• Information shown:
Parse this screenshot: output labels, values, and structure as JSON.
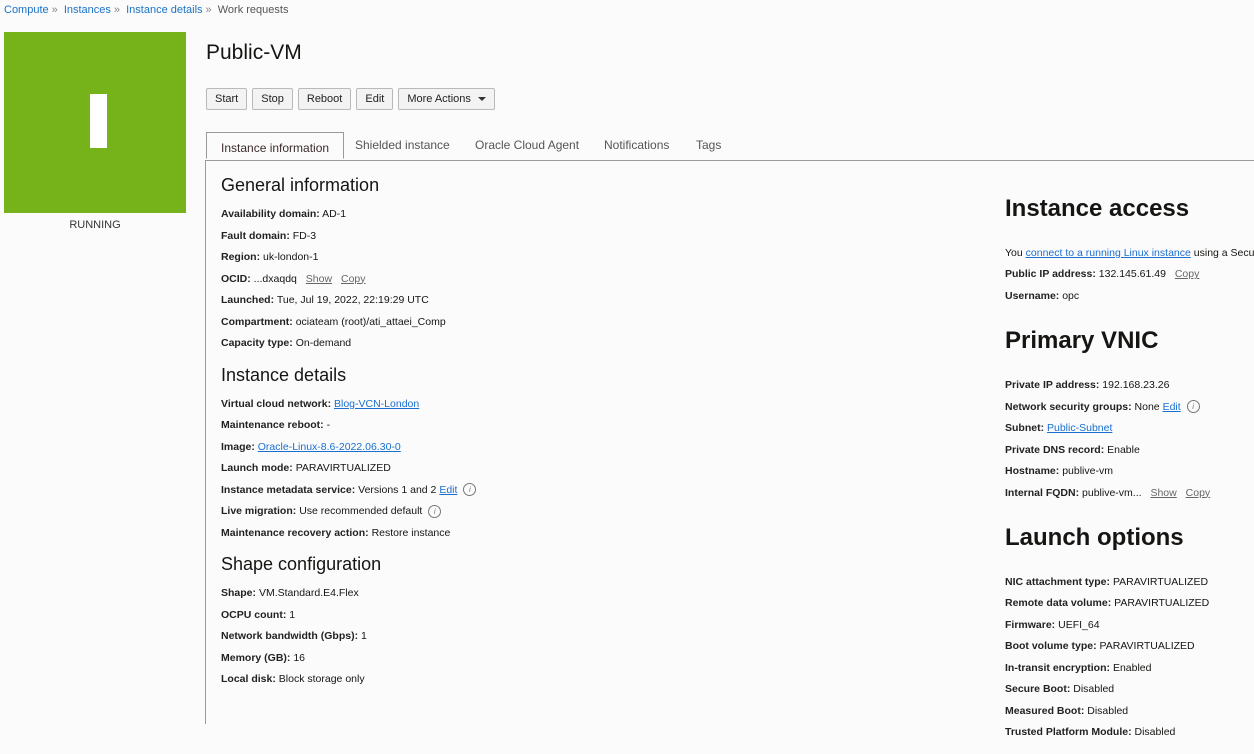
{
  "breadcrumb": [
    "Compute",
    "Instances",
    "Instance details"
  ],
  "breadcrumb_current": "Work requests",
  "breadcrumb_sep": "»",
  "instance": {
    "name": "Public-VM",
    "status": "RUNNING",
    "status_color": "#76b31a",
    "icon_letter": "I"
  },
  "actions": [
    "Start",
    "Stop",
    "Reboot",
    "Edit",
    "More Actions"
  ],
  "tabs": [
    "Instance information",
    "Shielded instance",
    "Oracle Cloud Agent",
    "Notifications",
    "Tags"
  ],
  "left": [
    {
      "title": "General information",
      "rows": [
        {
          "label": "Availability domain:",
          "parts": [
            {
              "t": "text",
              "v": "AD-1"
            }
          ]
        },
        {
          "label": "Fault domain:",
          "parts": [
            {
              "t": "text",
              "v": "FD-3"
            }
          ]
        },
        {
          "label": "Region:",
          "parts": [
            {
              "t": "text",
              "v": "uk-london-1"
            }
          ]
        },
        {
          "label": "OCID:",
          "parts": [
            {
              "t": "text",
              "v": "...dxaqdq"
            },
            {
              "t": "act",
              "v": "Show"
            },
            {
              "t": "act",
              "v": "Copy"
            }
          ]
        },
        {
          "label": "Launched:",
          "parts": [
            {
              "t": "text",
              "v": "Tue, Jul 19, 2022, 22:19:29 UTC"
            }
          ]
        },
        {
          "label": "Compartment:",
          "parts": [
            {
              "t": "text",
              "v": "ociateam (root)/ati_attaei_Comp"
            }
          ]
        },
        {
          "label": "Capacity type:",
          "parts": [
            {
              "t": "text",
              "v": "On-demand"
            }
          ]
        }
      ]
    },
    {
      "title": "Instance details",
      "rows": [
        {
          "label": "Virtual cloud network:",
          "parts": [
            {
              "t": "link",
              "v": "Blog-VCN-London"
            }
          ]
        },
        {
          "label": "Maintenance reboot:",
          "parts": [
            {
              "t": "text",
              "v": "-"
            }
          ]
        },
        {
          "label": "Image:",
          "parts": [
            {
              "t": "link",
              "v": "Oracle-Linux-8.6-2022.06.30-0"
            }
          ]
        },
        {
          "label": "Launch mode:",
          "parts": [
            {
              "t": "text",
              "v": "PARAVIRTUALIZED"
            }
          ]
        },
        {
          "label": "Instance metadata service:",
          "parts": [
            {
              "t": "text",
              "v": "Versions 1 and 2"
            },
            {
              "t": "link",
              "v": "Edit"
            },
            {
              "t": "info",
              "v": "i"
            }
          ]
        },
        {
          "label": "Live migration:",
          "parts": [
            {
              "t": "text",
              "v": "Use recommended default"
            },
            {
              "t": "info",
              "v": "i"
            }
          ]
        },
        {
          "label": "Maintenance recovery action:",
          "parts": [
            {
              "t": "text",
              "v": "Restore instance"
            }
          ]
        }
      ]
    },
    {
      "title": "Shape configuration",
      "rows": [
        {
          "label": "Shape:",
          "parts": [
            {
              "t": "text",
              "v": "VM.Standard.E4.Flex"
            }
          ]
        },
        {
          "label": "OCPU count:",
          "parts": [
            {
              "t": "text",
              "v": "1"
            }
          ]
        },
        {
          "label": "Network bandwidth (Gbps):",
          "parts": [
            {
              "t": "text",
              "v": "1"
            }
          ]
        },
        {
          "label": "Memory (GB):",
          "parts": [
            {
              "t": "text",
              "v": "16"
            }
          ]
        },
        {
          "label": "Local disk:",
          "parts": [
            {
              "t": "text",
              "v": "Block storage only"
            }
          ]
        }
      ]
    }
  ],
  "right": [
    {
      "title": "Instance access",
      "rows": [
        {
          "label": "",
          "parts": [
            {
              "t": "text",
              "v": "You"
            },
            {
              "t": "link",
              "v": "connect to a running Linux instance"
            },
            {
              "t": "text",
              "v": "using a Secur"
            }
          ]
        },
        {
          "label": "Public IP address:",
          "parts": [
            {
              "t": "text",
              "v": "132.145.61.49"
            },
            {
              "t": "act",
              "v": "Copy"
            }
          ]
        },
        {
          "label": "Username:",
          "parts": [
            {
              "t": "text",
              "v": "opc"
            }
          ]
        }
      ]
    },
    {
      "title": "Primary VNIC",
      "rows": [
        {
          "label": "Private IP address:",
          "parts": [
            {
              "t": "text",
              "v": "192.168.23.26"
            }
          ]
        },
        {
          "label": "Network security groups:",
          "parts": [
            {
              "t": "text",
              "v": "None"
            },
            {
              "t": "link",
              "v": "Edit"
            },
            {
              "t": "info",
              "v": "i"
            }
          ]
        },
        {
          "label": "Subnet:",
          "parts": [
            {
              "t": "link",
              "v": "Public-Subnet"
            }
          ]
        },
        {
          "label": "Private DNS record:",
          "parts": [
            {
              "t": "text",
              "v": "Enable"
            }
          ]
        },
        {
          "label": "Hostname:",
          "parts": [
            {
              "t": "text",
              "v": "publive-vm"
            }
          ]
        },
        {
          "label": "Internal FQDN:",
          "parts": [
            {
              "t": "text",
              "v": "publive-vm..."
            },
            {
              "t": "act",
              "v": "Show"
            },
            {
              "t": "act",
              "v": "Copy"
            }
          ]
        }
      ]
    },
    {
      "title": "Launch options",
      "rows": [
        {
          "label": "NIC attachment type:",
          "parts": [
            {
              "t": "text",
              "v": "PARAVIRTUALIZED"
            }
          ]
        },
        {
          "label": "Remote data volume:",
          "parts": [
            {
              "t": "text",
              "v": "PARAVIRTUALIZED"
            }
          ]
        },
        {
          "label": "Firmware:",
          "parts": [
            {
              "t": "text",
              "v": "UEFI_64"
            }
          ]
        },
        {
          "label": "Boot volume type:",
          "parts": [
            {
              "t": "text",
              "v": "PARAVIRTUALIZED"
            }
          ]
        },
        {
          "label": "In-transit encryption:",
          "parts": [
            {
              "t": "text",
              "v": "Enabled"
            }
          ]
        },
        {
          "label": "Secure Boot:",
          "parts": [
            {
              "t": "text",
              "v": "Disabled"
            }
          ]
        },
        {
          "label": "Measured Boot:",
          "parts": [
            {
              "t": "text",
              "v": "Disabled"
            }
          ]
        },
        {
          "label": "Trusted Platform Module:",
          "parts": [
            {
              "t": "text",
              "v": "Disabled"
            }
          ]
        }
      ]
    }
  ]
}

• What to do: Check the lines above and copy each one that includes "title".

• Response to the task:
      "title": "General information",
      "title": "Instance details",
      "title": "Shape configuration",
      "title": "Instance access",
      "title": "Primary VNIC",
      "title": "Launch options",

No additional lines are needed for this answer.